TASK INSTRUCTIONS – When a line below contains the word "more", copy that line.

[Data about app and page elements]
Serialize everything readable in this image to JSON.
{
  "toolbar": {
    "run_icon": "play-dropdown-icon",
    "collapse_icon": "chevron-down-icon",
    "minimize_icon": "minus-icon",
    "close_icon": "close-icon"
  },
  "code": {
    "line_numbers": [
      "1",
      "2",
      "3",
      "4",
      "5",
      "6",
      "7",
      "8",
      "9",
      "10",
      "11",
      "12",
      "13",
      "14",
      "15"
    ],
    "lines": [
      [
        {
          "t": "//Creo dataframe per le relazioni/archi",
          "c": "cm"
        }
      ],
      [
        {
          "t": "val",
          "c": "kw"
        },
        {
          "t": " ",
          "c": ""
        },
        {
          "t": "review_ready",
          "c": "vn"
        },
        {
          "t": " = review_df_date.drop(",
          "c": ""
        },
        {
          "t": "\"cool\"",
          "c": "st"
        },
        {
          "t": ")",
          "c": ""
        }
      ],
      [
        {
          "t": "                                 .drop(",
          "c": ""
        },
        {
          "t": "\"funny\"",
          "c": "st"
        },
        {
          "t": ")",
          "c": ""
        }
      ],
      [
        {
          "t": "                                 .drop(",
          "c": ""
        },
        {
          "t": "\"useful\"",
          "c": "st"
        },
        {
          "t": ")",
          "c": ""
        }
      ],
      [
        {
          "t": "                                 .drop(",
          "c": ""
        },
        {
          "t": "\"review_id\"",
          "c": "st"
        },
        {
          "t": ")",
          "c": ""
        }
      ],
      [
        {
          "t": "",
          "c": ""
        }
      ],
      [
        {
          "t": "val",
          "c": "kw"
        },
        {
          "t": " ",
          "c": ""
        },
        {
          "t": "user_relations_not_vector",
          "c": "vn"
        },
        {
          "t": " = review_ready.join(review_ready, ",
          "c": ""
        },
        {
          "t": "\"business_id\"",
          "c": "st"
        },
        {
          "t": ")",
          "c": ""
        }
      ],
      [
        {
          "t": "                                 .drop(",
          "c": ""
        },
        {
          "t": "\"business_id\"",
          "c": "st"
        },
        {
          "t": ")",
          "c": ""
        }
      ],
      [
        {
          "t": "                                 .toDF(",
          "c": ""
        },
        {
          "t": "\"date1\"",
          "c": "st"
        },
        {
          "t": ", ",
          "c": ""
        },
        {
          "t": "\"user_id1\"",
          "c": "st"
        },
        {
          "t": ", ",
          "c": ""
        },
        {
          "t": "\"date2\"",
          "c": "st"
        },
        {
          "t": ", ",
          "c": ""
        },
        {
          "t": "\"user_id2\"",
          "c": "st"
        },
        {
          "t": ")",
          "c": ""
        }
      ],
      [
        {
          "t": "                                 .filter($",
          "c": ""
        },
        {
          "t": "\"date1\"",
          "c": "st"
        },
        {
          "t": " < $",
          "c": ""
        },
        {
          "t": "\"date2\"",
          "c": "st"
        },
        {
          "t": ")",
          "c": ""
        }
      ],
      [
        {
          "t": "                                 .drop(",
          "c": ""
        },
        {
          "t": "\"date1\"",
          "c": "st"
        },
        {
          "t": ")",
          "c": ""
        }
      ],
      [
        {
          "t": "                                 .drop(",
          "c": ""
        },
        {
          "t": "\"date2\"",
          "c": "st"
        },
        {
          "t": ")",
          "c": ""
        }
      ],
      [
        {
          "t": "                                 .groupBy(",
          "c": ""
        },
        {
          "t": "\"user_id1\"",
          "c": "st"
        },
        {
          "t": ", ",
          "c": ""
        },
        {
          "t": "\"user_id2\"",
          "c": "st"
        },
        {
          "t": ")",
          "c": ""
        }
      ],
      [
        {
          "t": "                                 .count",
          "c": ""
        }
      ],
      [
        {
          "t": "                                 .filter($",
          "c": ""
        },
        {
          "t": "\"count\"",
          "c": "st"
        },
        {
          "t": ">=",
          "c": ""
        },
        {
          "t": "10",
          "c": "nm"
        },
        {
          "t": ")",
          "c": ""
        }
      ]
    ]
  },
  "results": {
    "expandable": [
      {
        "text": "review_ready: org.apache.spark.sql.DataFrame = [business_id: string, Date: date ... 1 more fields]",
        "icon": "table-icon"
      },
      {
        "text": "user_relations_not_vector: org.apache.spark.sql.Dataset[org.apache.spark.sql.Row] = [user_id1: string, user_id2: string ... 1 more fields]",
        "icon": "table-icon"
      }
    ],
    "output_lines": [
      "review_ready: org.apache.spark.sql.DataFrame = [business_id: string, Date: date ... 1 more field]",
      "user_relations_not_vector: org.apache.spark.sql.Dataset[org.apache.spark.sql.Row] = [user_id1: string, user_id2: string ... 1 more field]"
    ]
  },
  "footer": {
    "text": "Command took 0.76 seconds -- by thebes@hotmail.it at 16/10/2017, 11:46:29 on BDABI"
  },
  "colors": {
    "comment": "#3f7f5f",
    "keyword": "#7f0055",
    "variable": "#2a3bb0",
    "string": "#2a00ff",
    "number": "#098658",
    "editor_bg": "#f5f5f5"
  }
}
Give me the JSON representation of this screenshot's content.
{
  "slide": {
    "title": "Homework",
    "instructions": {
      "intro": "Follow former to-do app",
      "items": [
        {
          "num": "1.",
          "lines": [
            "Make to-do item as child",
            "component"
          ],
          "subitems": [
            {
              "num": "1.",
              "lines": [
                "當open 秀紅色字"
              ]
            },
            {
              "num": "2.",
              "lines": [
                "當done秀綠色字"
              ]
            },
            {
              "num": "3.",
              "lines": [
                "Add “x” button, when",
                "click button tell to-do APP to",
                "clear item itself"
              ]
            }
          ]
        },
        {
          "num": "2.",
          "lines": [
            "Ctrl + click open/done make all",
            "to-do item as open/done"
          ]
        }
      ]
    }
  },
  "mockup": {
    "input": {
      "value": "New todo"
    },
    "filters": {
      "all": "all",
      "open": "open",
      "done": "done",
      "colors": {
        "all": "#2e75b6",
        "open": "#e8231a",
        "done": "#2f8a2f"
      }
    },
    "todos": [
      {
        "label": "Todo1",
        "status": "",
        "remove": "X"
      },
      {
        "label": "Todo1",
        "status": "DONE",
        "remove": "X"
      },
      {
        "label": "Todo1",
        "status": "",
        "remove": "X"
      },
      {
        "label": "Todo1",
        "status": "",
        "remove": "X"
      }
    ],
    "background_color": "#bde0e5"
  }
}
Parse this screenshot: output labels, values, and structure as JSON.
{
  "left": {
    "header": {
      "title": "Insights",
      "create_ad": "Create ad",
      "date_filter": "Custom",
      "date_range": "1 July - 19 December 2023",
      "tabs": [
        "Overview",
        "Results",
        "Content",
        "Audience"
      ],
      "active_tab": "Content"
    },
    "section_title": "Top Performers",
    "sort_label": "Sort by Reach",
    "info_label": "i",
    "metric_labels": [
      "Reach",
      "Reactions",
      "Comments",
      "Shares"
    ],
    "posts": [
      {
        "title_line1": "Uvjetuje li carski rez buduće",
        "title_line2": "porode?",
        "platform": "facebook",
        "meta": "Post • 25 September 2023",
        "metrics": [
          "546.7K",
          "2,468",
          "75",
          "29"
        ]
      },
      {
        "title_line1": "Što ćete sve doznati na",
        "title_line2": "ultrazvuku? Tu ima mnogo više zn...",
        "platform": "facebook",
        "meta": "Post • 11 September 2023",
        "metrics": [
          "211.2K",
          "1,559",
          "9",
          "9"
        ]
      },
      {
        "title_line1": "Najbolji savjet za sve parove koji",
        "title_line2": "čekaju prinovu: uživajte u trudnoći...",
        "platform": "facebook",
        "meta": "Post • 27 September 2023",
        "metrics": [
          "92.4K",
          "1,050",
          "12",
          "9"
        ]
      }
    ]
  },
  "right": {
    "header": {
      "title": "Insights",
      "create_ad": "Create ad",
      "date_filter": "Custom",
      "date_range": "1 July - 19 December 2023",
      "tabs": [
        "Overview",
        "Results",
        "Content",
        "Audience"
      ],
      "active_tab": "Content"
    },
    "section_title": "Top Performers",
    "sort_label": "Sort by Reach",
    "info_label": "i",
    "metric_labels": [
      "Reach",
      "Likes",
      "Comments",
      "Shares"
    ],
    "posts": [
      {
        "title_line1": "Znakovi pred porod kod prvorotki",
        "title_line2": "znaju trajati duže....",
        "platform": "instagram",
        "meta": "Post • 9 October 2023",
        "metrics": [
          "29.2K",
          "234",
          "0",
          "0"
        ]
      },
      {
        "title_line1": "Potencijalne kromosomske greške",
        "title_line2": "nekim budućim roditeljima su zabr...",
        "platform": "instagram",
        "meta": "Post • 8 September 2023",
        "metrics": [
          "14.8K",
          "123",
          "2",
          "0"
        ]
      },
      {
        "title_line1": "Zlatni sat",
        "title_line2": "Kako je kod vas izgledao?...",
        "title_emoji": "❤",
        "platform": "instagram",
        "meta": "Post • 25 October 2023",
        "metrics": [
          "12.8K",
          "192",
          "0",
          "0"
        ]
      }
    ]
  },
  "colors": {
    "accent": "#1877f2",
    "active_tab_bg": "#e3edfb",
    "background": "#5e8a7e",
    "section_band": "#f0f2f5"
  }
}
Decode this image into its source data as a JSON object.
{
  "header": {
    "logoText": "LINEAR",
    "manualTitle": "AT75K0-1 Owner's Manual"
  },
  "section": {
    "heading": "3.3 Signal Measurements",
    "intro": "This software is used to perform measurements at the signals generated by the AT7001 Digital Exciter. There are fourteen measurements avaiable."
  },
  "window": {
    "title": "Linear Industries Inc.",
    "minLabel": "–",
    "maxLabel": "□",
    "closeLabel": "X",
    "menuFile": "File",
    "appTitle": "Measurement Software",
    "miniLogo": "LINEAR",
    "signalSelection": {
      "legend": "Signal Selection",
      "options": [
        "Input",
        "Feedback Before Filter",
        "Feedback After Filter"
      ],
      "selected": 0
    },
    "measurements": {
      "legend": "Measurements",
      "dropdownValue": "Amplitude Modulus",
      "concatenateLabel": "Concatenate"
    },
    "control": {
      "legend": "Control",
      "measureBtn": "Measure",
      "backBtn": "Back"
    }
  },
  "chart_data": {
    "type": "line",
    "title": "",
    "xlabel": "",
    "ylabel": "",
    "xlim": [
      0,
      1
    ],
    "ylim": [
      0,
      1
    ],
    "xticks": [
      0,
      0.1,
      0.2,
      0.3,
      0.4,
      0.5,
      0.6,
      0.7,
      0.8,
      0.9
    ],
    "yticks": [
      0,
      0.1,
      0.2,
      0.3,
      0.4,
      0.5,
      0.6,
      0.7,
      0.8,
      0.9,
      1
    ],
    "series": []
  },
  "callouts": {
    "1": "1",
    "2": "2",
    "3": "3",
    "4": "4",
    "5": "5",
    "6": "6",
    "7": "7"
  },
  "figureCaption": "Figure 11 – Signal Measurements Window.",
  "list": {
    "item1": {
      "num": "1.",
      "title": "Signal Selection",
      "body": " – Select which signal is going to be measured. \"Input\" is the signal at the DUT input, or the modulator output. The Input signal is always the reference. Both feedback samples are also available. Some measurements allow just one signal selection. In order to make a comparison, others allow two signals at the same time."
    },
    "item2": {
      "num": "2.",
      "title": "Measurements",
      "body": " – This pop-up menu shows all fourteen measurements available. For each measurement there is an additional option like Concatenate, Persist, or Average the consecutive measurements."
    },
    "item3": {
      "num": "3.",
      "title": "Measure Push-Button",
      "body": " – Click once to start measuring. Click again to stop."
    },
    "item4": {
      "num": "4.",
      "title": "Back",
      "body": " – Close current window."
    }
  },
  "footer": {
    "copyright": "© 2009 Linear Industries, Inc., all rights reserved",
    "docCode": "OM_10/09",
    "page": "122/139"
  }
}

RESULT OF THE TASK –
        "text": "review_ready: org.apache.spark.sql.DataFrame = [business_id: string, Date: date ... 1 more fields]",
        "text": "user_relations_not_vector: org.apache.spark.sql.Dataset[org.apache.spark.sql.Row] = [user_id1: string, user_id2: string ... 1 more fields]",
      "review_ready: org.apache.spark.sql.DataFrame = [business_id: string, Date: date ... 1 more field]",
      "user_relations_not_vector: org.apache.spark.sql.Dataset[org.apache.spark.sql.Row] = [user_id1: string, user_id2: string ... 1 more field]"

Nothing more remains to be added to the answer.